As Duval School Board meets over bad teachers, is Superintendent Diana Greene’s job safe?
Florida Times-Union | By Steve Patterson | April 25, 2023
Days before a Wednesday meeting about a legal review of teacher misconduct at Douglas Anderson School of the Arts, a crowd rallied to protect the job of Superintendent Diana Greene.
Should the two subjects have anything to do with each other, anyway?
The question holds extra meaning after repeated friction between Duval County schools and state education administrators ultimately accountable to Gov. Ron DeSantis and appointees his office approves.
Greene’s employment isn’t on the School Board’s Wednesday 1 p.m. meeting agenda.
But a year of turnover among Florida superintendents has made it easier for school-watchers to appreciate political risks to the woman overseeing Duval County’s system of 129,000 students and 7,354 teachers.
“Greene has endured constant scrutiny by state officials looking for anything to get rid of her just like so many others that don’t bend to their will,” former School Board member Elizabeth Andersen wrote on Twitter last week. Nine of the 29 Florida superintendents who, like Greene, were appointed instead of elected have resigned or been replaced since November, the Treasure Coast Newspapers reported.
Greene “has tried to accommodate them,” Andersen tweeted about state officials, “but it was only a matter of time before they found a way to force her out.”
A Democratic lawmaker blamed partisan politics for putting Greene’s job future in doubt.
“I fully believe this is a partisan witch hunt with a Republican school board and Republican-led Department of Education to target one of the last stronghold Democratic superintendents in the state,” state Sen. Tracie Davis, D-Jacksonville, said in a statement emailed to reporters.
But School Board Chair Kelly Coker talked about the approaching meeting as simply a step toward ensuring student safety.
“As a board, we are committed to hiring third-party counsel to complete an independent investigation of the events that led to the recent arrest of Jeffrey Clayton,” Coker said in an email routed through a school district spokesman.
“The Douglas Anderson community and our community-at-large deserve our commitment to and focus on ensuring the safety and well-being of the students that attend Duval County Public Schools. Our meeting on Wednesday will move us closer to that goal,” Coker wrote.
Clayton, a 65-year-old music teacher with a long history of coaching singers, was charged last month with lewd conduct with a student, a felony.

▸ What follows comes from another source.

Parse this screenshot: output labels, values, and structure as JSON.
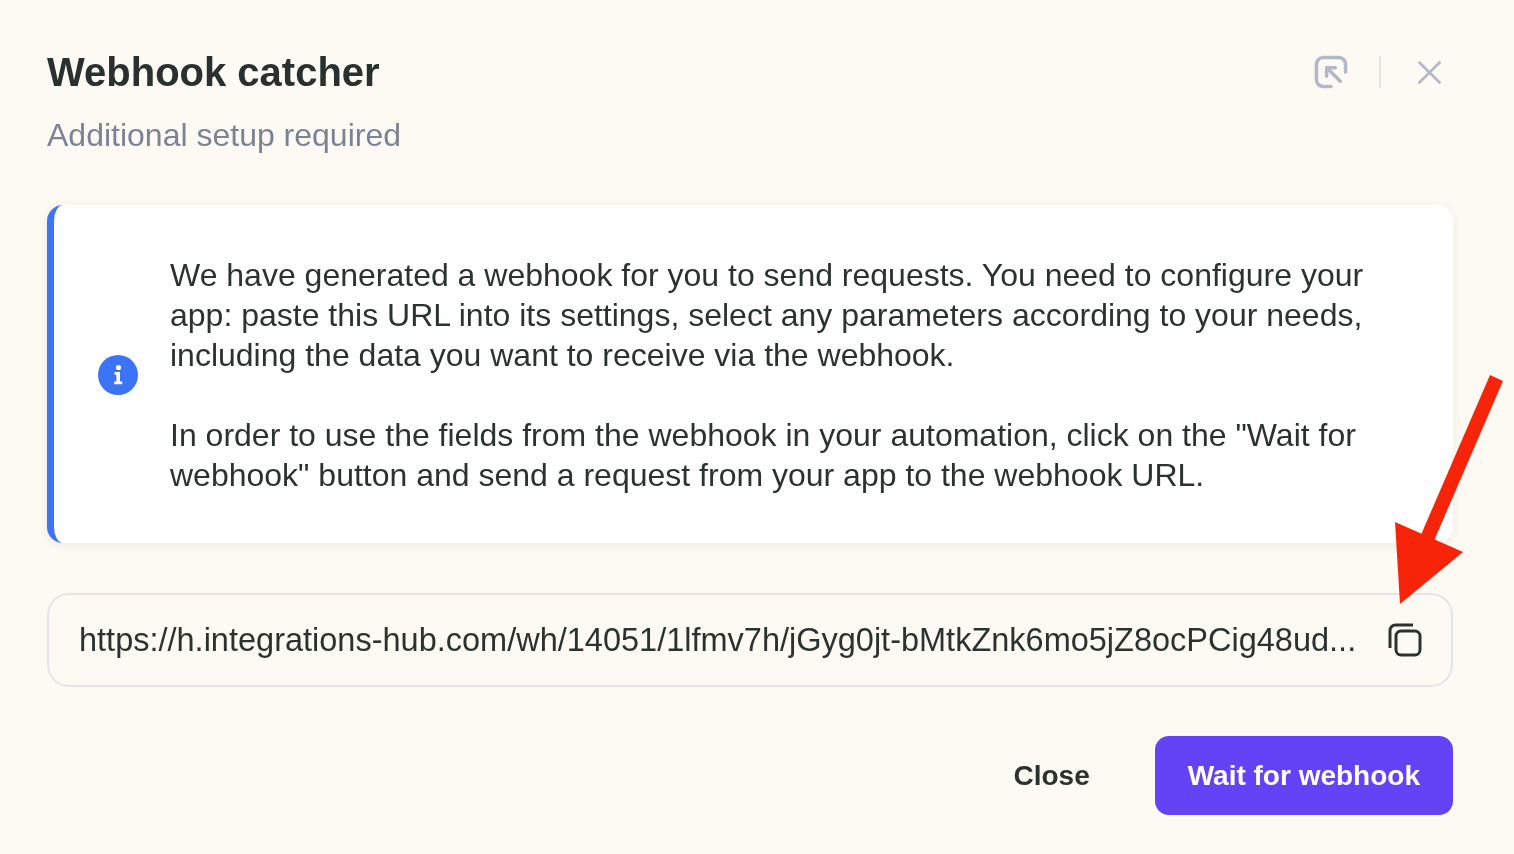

That jolt was compounded by unrelated reviews of other faculty and the disclosure last week of earlier complaints involving Clayton, most recently in 2021.